◆ GIVEN DATA
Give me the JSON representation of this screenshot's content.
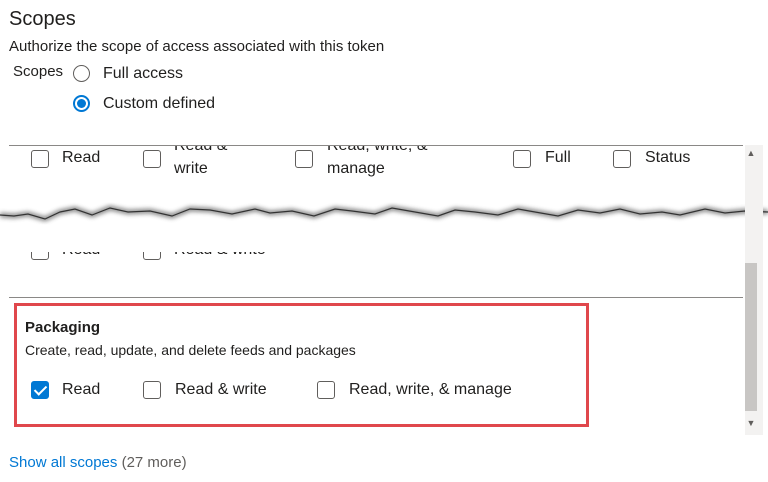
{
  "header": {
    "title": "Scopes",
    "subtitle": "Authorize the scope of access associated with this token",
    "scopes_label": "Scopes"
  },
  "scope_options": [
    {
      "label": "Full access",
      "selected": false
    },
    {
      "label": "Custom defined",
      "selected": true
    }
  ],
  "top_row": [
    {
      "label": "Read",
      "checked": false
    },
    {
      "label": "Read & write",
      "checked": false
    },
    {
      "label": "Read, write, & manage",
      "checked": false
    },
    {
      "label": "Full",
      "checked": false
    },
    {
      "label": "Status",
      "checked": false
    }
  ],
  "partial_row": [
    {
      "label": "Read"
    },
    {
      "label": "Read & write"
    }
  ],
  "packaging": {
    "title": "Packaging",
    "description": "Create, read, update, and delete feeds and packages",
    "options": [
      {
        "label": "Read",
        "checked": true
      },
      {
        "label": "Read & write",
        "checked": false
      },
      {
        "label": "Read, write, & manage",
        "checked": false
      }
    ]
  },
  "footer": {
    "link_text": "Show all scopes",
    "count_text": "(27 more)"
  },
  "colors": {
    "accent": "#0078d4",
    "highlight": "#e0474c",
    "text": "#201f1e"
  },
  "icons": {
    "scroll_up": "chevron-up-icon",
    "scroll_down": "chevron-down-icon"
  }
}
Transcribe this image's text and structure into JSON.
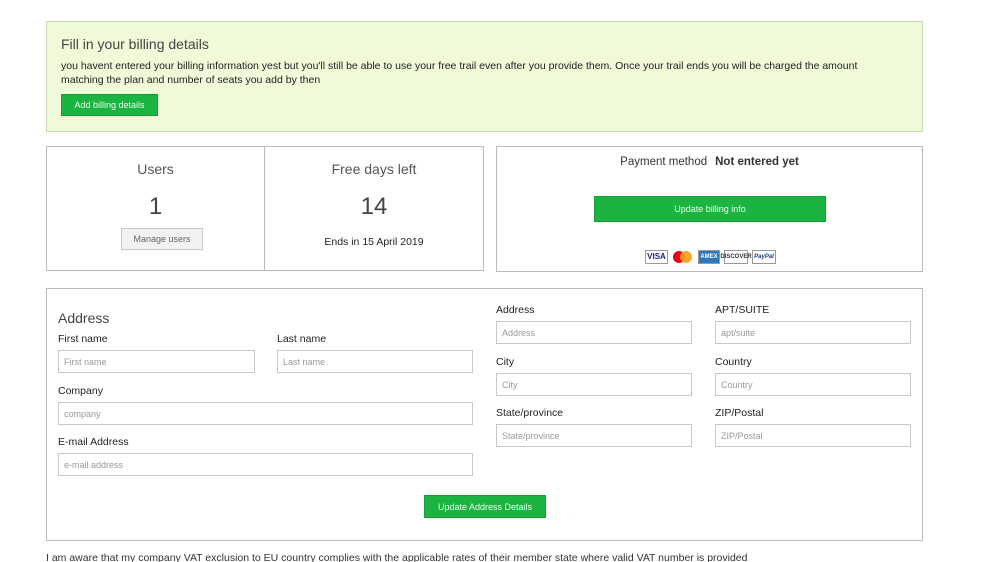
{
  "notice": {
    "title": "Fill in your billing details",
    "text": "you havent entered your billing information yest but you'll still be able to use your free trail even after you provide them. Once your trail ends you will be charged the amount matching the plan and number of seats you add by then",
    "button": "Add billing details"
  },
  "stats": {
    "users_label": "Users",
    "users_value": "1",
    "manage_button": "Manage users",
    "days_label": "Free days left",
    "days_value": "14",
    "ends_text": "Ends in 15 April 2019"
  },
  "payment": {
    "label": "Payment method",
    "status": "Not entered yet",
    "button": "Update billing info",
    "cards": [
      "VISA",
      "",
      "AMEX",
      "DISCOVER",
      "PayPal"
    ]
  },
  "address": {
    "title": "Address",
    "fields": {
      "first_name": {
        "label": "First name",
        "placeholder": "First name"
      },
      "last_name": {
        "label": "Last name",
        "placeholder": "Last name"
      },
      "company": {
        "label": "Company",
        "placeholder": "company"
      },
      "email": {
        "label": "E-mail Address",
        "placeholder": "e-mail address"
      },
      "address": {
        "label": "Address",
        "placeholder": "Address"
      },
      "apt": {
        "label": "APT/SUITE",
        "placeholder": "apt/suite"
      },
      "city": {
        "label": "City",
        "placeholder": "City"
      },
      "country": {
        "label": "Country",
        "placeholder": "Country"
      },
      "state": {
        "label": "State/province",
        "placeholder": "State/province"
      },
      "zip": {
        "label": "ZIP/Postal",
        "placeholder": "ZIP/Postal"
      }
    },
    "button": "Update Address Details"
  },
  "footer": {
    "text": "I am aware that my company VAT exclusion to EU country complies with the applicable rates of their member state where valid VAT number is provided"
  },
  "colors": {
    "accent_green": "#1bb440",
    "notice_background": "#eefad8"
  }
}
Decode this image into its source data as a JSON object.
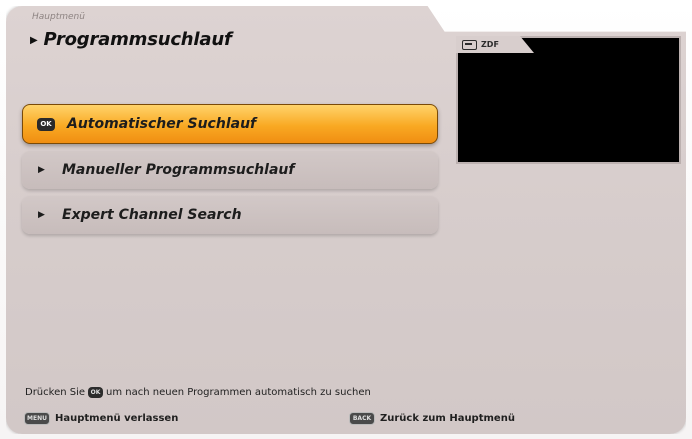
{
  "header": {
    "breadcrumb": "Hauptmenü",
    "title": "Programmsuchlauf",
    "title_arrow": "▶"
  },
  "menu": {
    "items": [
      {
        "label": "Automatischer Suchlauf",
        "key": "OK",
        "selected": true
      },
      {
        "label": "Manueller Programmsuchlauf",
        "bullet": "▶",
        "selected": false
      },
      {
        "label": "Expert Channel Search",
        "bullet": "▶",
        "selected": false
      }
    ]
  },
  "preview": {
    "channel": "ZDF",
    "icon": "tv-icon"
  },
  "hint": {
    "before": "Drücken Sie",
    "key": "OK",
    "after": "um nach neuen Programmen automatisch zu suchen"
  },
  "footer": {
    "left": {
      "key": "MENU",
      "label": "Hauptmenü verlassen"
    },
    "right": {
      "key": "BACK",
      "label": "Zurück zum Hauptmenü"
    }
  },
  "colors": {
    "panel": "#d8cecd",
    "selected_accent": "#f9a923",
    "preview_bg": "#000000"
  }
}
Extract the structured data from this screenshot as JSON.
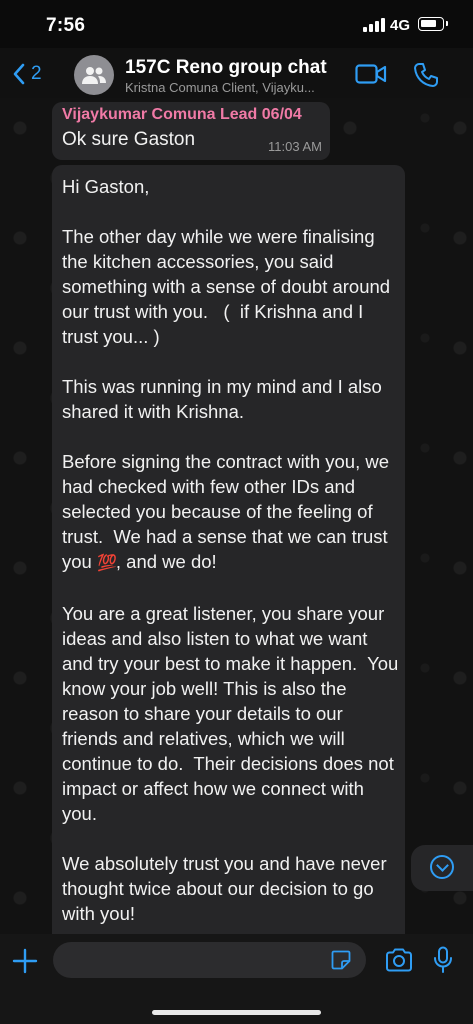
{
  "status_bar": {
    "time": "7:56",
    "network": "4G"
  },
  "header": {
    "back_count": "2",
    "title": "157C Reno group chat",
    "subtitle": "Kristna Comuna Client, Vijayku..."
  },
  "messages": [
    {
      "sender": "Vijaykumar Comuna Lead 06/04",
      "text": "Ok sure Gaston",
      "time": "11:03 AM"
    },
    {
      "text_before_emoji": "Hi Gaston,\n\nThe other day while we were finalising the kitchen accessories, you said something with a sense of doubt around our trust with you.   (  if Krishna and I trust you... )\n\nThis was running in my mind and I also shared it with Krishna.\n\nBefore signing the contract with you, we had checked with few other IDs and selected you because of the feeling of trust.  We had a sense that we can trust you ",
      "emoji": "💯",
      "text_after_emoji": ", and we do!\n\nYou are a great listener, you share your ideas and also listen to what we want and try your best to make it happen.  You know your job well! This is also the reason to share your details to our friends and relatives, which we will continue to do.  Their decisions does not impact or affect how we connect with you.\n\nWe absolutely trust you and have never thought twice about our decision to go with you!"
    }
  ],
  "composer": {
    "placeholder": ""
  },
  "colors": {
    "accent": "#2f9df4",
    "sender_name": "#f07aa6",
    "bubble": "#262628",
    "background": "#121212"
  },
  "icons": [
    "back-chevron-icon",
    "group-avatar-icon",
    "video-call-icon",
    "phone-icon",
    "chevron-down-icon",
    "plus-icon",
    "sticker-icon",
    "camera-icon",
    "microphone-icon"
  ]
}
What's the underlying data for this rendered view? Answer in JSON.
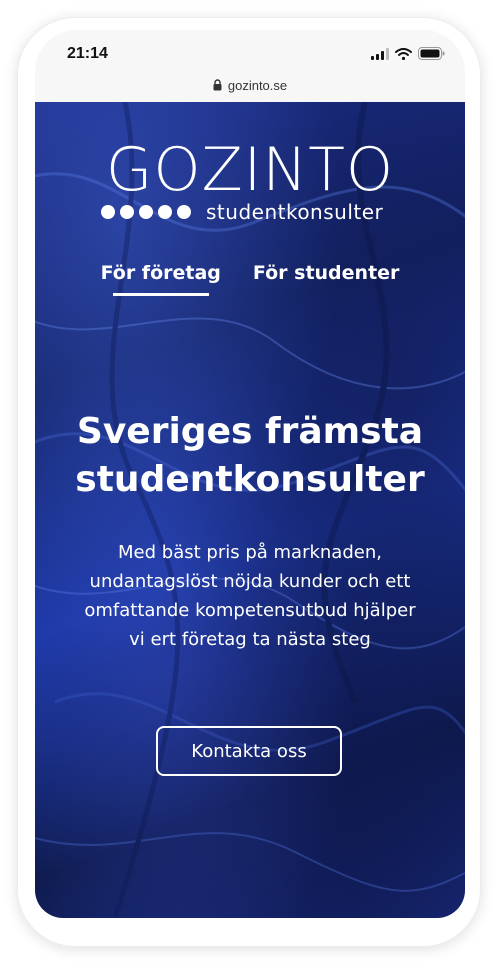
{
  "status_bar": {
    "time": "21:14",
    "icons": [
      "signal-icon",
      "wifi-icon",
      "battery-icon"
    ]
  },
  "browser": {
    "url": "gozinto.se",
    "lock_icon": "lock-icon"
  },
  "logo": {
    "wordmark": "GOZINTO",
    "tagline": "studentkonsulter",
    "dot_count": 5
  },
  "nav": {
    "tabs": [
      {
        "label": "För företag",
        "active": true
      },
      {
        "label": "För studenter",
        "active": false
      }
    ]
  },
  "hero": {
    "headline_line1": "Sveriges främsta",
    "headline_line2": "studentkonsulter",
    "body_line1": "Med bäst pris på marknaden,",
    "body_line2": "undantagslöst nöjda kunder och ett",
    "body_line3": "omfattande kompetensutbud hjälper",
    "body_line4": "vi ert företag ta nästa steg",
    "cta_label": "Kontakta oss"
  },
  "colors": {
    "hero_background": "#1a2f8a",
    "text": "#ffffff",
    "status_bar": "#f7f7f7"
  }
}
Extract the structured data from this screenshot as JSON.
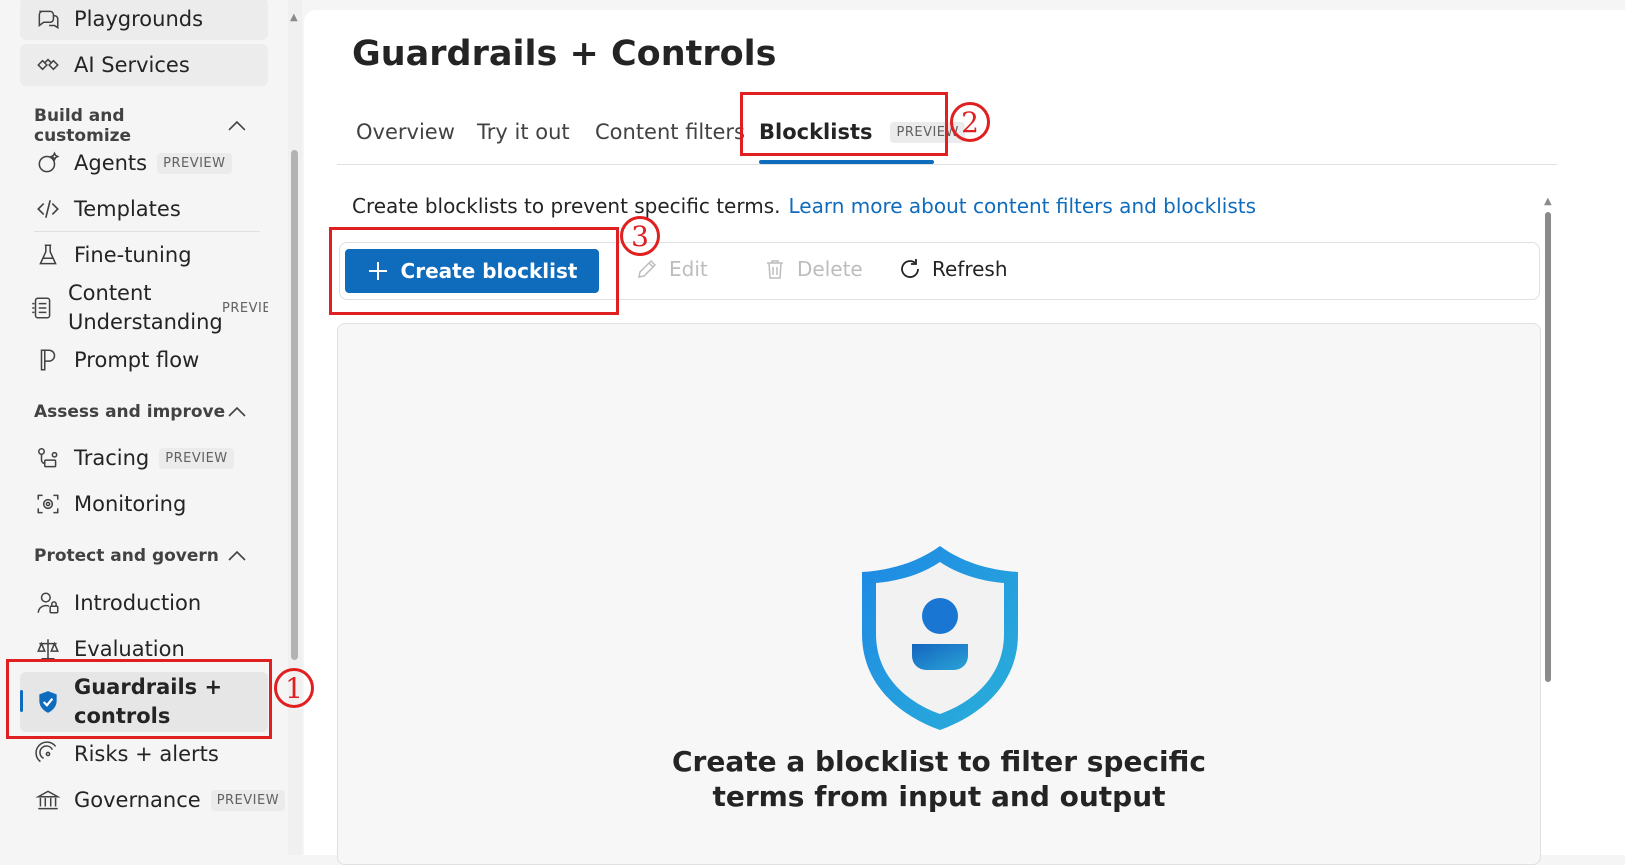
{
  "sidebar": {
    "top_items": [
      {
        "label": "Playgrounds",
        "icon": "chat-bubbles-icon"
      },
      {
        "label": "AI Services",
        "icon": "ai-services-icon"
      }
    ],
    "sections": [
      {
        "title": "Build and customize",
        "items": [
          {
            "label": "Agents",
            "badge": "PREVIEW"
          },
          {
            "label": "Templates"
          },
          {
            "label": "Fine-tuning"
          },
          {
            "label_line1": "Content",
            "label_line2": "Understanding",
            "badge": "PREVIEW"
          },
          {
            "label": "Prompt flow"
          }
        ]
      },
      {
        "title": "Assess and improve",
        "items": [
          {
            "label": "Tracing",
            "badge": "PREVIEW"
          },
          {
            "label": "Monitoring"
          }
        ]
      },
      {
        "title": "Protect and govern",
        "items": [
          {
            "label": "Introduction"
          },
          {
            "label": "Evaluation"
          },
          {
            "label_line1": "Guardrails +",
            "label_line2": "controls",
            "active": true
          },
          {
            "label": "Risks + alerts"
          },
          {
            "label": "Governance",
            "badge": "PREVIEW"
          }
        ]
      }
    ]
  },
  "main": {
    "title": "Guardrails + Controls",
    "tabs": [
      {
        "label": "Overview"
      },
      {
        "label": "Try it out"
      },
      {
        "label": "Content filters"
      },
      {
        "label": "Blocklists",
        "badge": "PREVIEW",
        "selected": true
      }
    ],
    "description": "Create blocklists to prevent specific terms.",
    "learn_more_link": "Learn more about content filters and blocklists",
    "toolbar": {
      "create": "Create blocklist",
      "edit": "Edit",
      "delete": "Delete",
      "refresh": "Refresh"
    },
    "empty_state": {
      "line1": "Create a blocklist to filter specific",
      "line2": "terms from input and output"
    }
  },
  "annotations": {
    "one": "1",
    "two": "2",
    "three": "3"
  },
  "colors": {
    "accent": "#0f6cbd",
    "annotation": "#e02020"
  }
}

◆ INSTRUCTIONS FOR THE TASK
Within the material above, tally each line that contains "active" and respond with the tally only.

◆ RESULT
3